Victims of crime will be given greater consideration by prosecutors in decisions to oppose bail, following a review by the Crown Office.
New guidelines will shift focus to public protection as well as managing risks such as an accused absconding or failing to turn up at court.
Lesley Thomson QC, Solicitor General for Scotland, who commissioned the review, said: "The prosecution service has a responsibility to protect communities from persistent and dangerous offenders.
"Our new bail guidance will ensure that our decisions to oppose bail and have an accused remanded in custody continue to be fair, considered and consistent across the country.
"We cannot predict or prevent offences being committed but can oppose bail wherever there is a potential risk to victims, witnesses and the public at large."
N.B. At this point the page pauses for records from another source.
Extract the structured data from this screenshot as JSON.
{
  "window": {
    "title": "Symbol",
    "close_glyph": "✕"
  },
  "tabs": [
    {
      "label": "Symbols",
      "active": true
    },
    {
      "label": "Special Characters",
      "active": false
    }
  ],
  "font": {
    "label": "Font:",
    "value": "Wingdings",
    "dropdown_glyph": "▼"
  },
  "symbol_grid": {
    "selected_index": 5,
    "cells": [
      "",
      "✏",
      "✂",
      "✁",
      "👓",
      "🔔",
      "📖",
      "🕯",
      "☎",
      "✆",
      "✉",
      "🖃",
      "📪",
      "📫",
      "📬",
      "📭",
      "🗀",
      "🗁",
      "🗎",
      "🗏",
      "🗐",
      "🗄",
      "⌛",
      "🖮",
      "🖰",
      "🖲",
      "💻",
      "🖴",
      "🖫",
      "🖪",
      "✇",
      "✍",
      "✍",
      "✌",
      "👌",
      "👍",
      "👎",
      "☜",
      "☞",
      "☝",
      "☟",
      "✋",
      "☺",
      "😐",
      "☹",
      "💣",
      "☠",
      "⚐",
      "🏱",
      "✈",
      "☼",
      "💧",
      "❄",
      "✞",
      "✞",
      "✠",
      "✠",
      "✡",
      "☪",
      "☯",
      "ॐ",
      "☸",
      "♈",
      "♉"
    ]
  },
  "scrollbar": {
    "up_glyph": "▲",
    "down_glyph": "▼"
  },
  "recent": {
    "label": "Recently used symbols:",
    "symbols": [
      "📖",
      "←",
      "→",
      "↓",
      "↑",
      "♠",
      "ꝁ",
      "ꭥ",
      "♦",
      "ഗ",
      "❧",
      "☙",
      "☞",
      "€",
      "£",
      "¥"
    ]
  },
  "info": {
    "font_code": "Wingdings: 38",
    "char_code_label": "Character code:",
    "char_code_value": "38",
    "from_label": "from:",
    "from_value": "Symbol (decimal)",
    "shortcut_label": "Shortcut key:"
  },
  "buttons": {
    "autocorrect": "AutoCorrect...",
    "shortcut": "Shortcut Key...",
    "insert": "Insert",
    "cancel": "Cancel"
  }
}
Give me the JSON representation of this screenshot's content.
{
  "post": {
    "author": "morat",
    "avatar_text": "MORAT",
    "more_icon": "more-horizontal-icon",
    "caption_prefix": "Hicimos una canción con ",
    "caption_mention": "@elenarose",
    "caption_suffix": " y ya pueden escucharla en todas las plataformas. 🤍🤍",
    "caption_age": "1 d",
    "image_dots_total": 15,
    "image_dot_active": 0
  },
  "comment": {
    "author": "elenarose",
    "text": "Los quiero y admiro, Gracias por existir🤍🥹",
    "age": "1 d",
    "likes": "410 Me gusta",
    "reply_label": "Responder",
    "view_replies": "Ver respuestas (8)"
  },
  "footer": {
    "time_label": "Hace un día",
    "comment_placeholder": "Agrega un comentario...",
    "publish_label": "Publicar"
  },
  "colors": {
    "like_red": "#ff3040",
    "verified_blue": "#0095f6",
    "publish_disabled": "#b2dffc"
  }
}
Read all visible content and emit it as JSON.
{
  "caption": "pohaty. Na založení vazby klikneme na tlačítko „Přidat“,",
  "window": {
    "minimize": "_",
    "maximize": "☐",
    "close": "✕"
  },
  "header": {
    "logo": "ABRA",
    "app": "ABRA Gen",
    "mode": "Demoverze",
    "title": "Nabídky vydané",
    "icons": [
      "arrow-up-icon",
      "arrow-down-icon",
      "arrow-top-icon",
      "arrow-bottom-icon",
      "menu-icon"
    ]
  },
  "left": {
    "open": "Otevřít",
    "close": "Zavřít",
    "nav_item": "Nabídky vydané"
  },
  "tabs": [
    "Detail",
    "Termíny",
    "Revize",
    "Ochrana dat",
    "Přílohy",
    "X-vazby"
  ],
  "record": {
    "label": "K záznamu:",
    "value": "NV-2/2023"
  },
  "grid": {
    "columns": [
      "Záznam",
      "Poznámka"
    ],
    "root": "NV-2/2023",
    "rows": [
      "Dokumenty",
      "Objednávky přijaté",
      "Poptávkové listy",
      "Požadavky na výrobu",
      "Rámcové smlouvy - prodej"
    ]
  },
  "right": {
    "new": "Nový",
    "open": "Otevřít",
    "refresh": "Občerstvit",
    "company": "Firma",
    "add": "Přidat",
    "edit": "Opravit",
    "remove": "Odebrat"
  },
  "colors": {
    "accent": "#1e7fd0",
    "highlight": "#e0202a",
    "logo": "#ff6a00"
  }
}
The new guidance is in a confidential "bail manual" prepared by the Crown after the review in May. Public protection and personal safety is the "paramount" consideration, the Crown said.
Other key principles include offences that impact communities, such as drug offences, the likelihood of reoffending and the likelihood of absconding.
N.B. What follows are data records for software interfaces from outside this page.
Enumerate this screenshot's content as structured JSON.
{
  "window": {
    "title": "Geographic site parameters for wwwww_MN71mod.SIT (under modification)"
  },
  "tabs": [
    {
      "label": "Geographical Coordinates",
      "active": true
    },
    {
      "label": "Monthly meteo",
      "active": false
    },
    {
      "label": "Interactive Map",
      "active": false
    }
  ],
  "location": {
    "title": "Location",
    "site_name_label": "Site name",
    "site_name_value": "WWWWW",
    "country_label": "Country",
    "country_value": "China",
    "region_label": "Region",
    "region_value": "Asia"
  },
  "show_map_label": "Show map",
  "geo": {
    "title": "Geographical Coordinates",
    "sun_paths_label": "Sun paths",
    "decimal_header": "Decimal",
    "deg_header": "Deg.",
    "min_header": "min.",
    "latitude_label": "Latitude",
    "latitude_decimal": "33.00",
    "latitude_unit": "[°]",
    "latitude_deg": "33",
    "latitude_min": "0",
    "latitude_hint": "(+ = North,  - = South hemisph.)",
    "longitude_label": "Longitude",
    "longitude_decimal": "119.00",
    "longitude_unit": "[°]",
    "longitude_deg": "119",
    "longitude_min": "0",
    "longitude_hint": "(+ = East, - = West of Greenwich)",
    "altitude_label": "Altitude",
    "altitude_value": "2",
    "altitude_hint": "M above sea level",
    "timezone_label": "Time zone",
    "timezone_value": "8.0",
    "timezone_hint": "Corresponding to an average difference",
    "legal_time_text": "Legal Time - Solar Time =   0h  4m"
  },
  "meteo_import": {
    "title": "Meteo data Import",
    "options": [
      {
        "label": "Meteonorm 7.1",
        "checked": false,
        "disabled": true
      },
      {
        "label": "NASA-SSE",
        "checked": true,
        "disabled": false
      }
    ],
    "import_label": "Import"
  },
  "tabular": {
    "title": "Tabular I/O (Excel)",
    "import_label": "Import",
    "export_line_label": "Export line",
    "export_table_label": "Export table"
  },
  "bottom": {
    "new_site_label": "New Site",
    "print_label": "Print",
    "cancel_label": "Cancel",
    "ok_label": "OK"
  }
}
The guidance was prepared with help from the police, Scottish Government and victims' groups including Rape Crisis, Scottish Women's Aid and Victim Support Scotland.
David Sinclair, head of communications for Victim Support Scotland, said: "We welcome the refocusing of the prosecution service and the greater protection that will offer communities and victims and witnesses of crime.
"We anticipate dealing with more than 300,000 referrals from victims and witnesses in the next year, and it is important that they feel that their interests are paramount when bail is being opposed, and indeed in cases where bail is granted."